The foregoing description taken together with the appended claims constitutes a disclosure such as to enable persions skilled in the instrumentation and the electronics arts and having the benefit of the teachings contained herein to make and use the invention.
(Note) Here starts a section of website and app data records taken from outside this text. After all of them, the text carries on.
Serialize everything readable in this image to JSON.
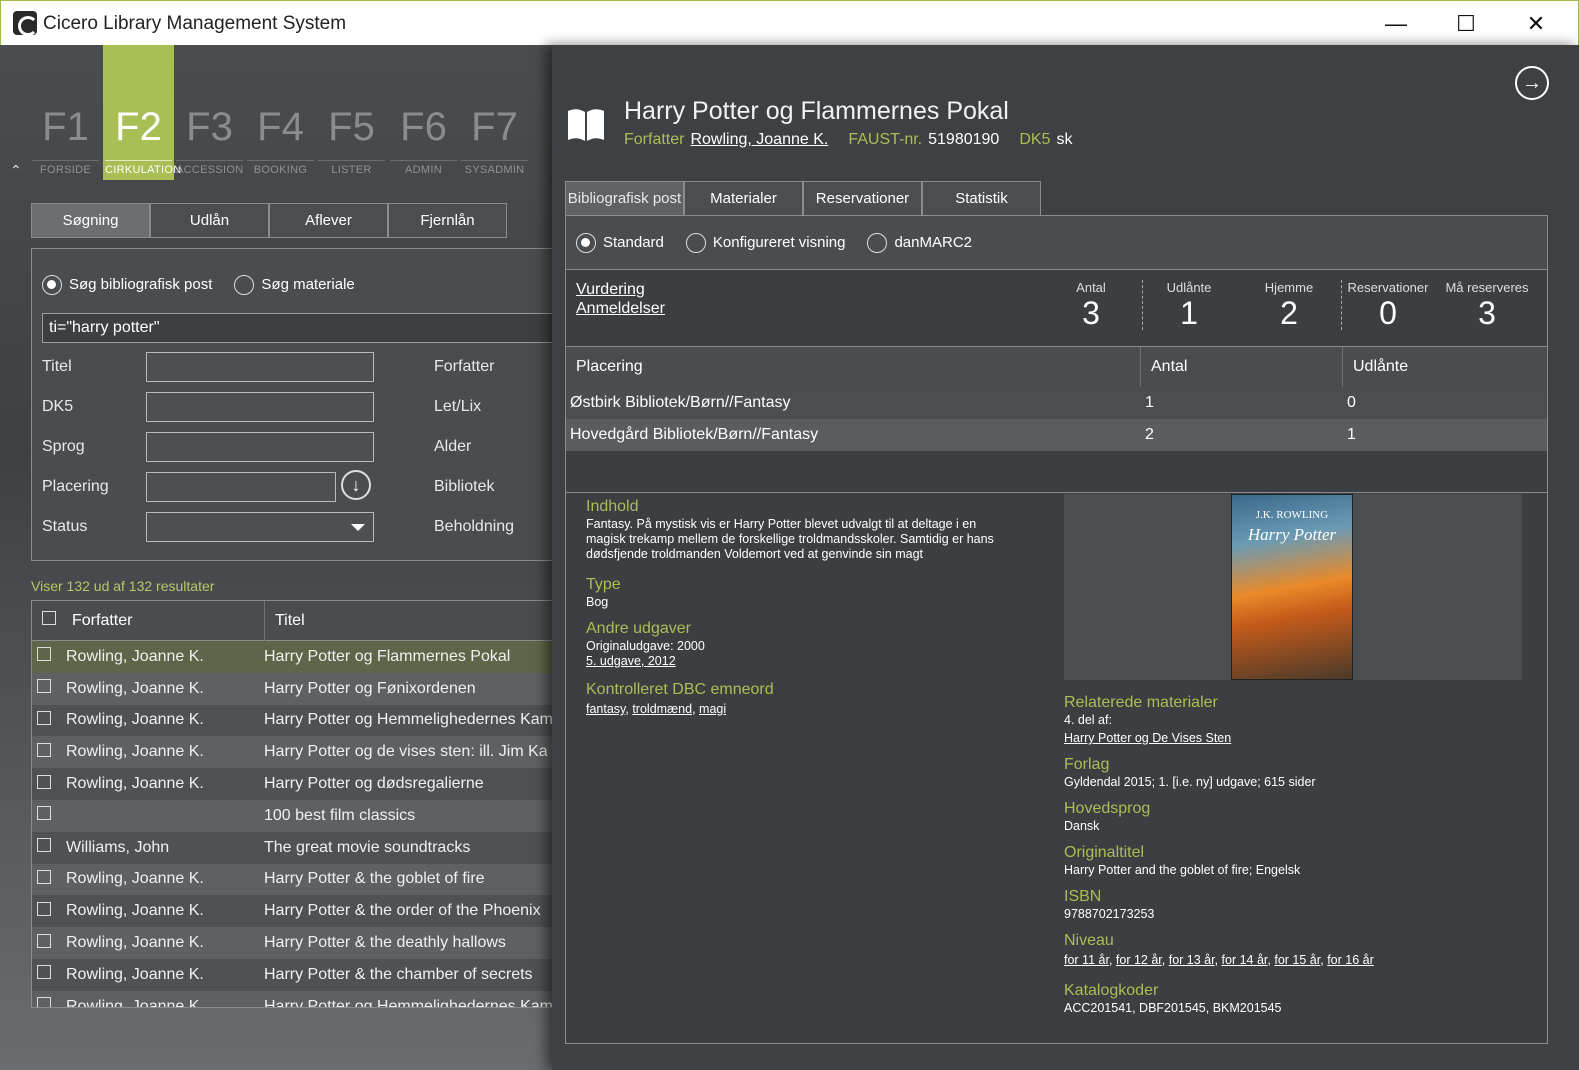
{
  "window": {
    "title": "Cicero Library Management System"
  },
  "fkeys": [
    {
      "key": "F1",
      "label": "FORSIDE"
    },
    {
      "key": "F2",
      "label": "CIRKULATION",
      "active": true
    },
    {
      "key": "F3",
      "label": "ACCESSION"
    },
    {
      "key": "F4",
      "label": "BOOKING"
    },
    {
      "key": "F5",
      "label": "LISTER"
    },
    {
      "key": "F6",
      "label": "ADMIN"
    },
    {
      "key": "F7",
      "label": "SYSADMIN"
    }
  ],
  "left_tabs": [
    "Søgning",
    "Udlån",
    "Aflever",
    "Fjernlån"
  ],
  "search": {
    "radio_bib": "Søg bibliografisk post",
    "radio_mat": "Søg materiale",
    "query": "ti=\"harry potter\"",
    "fields_left": [
      "Titel",
      "DK5",
      "Sprog",
      "Placering",
      "Status"
    ],
    "fields_right": [
      "Forfatter",
      "Let/Lix",
      "Alder",
      "Bibliotek",
      "Beholdning"
    ]
  },
  "results_text": "Viser 132 ud af 132 resultater",
  "grid": {
    "headers": [
      "Forfatter",
      "Titel"
    ],
    "rows": [
      [
        "Rowling, Joanne K.",
        "Harry Potter og Flammernes Pokal"
      ],
      [
        "Rowling, Joanne K.",
        "Harry Potter og Fønixordenen"
      ],
      [
        "Rowling, Joanne K.",
        "Harry Potter og Hemmelighedernes Kam"
      ],
      [
        "Rowling, Joanne K.",
        "Harry Potter og de vises sten: ill. Jim Ka"
      ],
      [
        "Rowling, Joanne K.",
        "Harry Potter og dødsregalierne"
      ],
      [
        "",
        "100 best film classics"
      ],
      [
        "Williams, John",
        "The great movie soundtracks"
      ],
      [
        "Rowling, Joanne K.",
        "Harry Potter & the goblet of fire"
      ],
      [
        "Rowling, Joanne K.",
        "Harry Potter & the order of the Phoenix"
      ],
      [
        "Rowling, Joanne K.",
        "Harry Potter & the deathly hallows"
      ],
      [
        "Rowling, Joanne K.",
        "Harry Potter & the chamber of secrets"
      ],
      [
        "Rowling, Joanne K.",
        "Harry Potter og Hemmelighedernes Kam"
      ]
    ]
  },
  "record": {
    "title": "Harry Potter og Flammernes Pokal",
    "author_label": "Forfatter",
    "author": "Rowling, Joanne K.",
    "faust_label": "FAUST-nr.",
    "faust": "51980190",
    "dk5_label": "DK5",
    "dk5": "sk"
  },
  "right_tabs": [
    "Bibliografisk post",
    "Materialer",
    "Reservationer",
    "Statistik"
  ],
  "view_modes": [
    "Standard",
    "Konfigureret visning",
    "danMARC2"
  ],
  "links": {
    "vurdering": "Vurdering",
    "anmeldelser": "Anmeldelser"
  },
  "stats": [
    {
      "label": "Antal",
      "value": "3"
    },
    {
      "label": "Udlånte",
      "value": "1"
    },
    {
      "label": "Hjemme",
      "value": "2"
    },
    {
      "label": "Reservationer",
      "value": "0"
    },
    {
      "label": "Må reserveres",
      "value": "3"
    }
  ],
  "placement": {
    "headers": [
      "Placering",
      "Antal",
      "Udlånte"
    ],
    "rows": [
      [
        "Østbirk Bibliotek/Børn//Fantasy",
        "1",
        "0"
      ],
      [
        "Hovedgård Bibliotek/Børn//Fantasy",
        "2",
        "1"
      ]
    ]
  },
  "details": {
    "indhold_h": "Indhold",
    "indhold": "Fantasy. På mystisk vis er Harry Potter blevet udvalgt til at deltage i en magisk trekamp mellem de forskellige troldmandsskoler. Samtidig er hans dødsfjende troldmanden Voldemort ved at genvinde sin magt",
    "type_h": "Type",
    "type": "Bog",
    "andre_h": "Andre udgaver",
    "andre_1": "Originaludgave: 2000",
    "andre_2": "5. udgave, 2012",
    "emneord_h": "Kontrolleret DBC emneord",
    "emneord": [
      "fantasy",
      "troldmænd",
      "magi"
    ],
    "rel_h": "Relaterede materialer",
    "rel_1": "4. del af:",
    "rel_2": "Harry Potter og De Vises Sten",
    "forlag_h": "Forlag",
    "forlag": "Gyldendal 2015; 1. [i.e. ny] udgave; 615 sider",
    "sprog_h": "Hovedsprog",
    "sprog": "Dansk",
    "orig_h": "Originaltitel",
    "orig": "Harry Potter and the goblet of fire; Engelsk",
    "isbn_h": "ISBN",
    "isbn": "9788702173253",
    "niveau_h": "Niveau",
    "niveau": [
      "for 11 år",
      "for 12 år",
      "for 13 år",
      "for 14 år",
      "for 15 år",
      "for 16 år"
    ],
    "kat_h": "Katalogkoder",
    "kat": "ACC201541, DBF201545, BKM201545"
  },
  "cover": {
    "author": "J.K. ROWLING",
    "title": "Harry Potter"
  }
}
Further, the structure herein described meets the object of invention, and generally constitutes a meritorious advance in the art unobvious to such a skilled worker, not having the benefit of these teachings.
Obviously, many modifications and variations of the present invention are possible in the light of the above teachings, and, it is therefore understood that, within the scope of the disclosed inventive concept, the invention may be practiced otherwise than specifically described.
What is claimed is: 1. An alignment error detection system comprising:
a surface vessel;
a first movable object mounted on said surface vessel to share angular movements thereof in inertial space and for controlled movements including a fixed position with respect thereto;
a first strap-down orthogonal laser-gyro triad sensor attached to and mechanically aligned with said first object for sensing angular movements thereof in inertial space; second movable object mounted on said surface vessel rigid base and spaced apart from said first movable object to share angular movements of said rigid base and capable of independent controlled movement including a fixed position with respect thereto;
a second strap-down orthogonal laser-gyro triad sensor attached to and mechanically aligned with said second movable object for sensing angular movements thereof in inertial space;
digital computer means for computing an attitude transformation indicative of the misalignment of said first and second movable objects when said first and second movable objects are in their fixed positions and according to the algorithm,
A is the estimated orthogonal attitude transformation, or error signal between the first and second movable object;
N is the total number of pairs of observations from the first and second strap-down orthogonal gyro triad sensors when the first and second movable objects are in their fixed positions;
X,, is the three dimensional vector representing the Kth observation from said first strap-down orthogonal gyro triad sensor;
Y is the three dimensional vector representing the Kth observation from said second strap-down orthogonal gyro triad sensor;
T is the matrix transpose operation;
A first up-down, three-channel counter connected to said first strap-down orthogonal gyro triad and connected to said digital computer means to feed the output the first gyro triad thereto and connected to said digital computer to be periodically reset thereby; and
a second up-down, three-channel counter connected to said second strap-down orthogonal gyro triad and connected to said digital computer means to feed the output of the second gyro triad thereto and connected to said digital computer to be periodically reset thereby.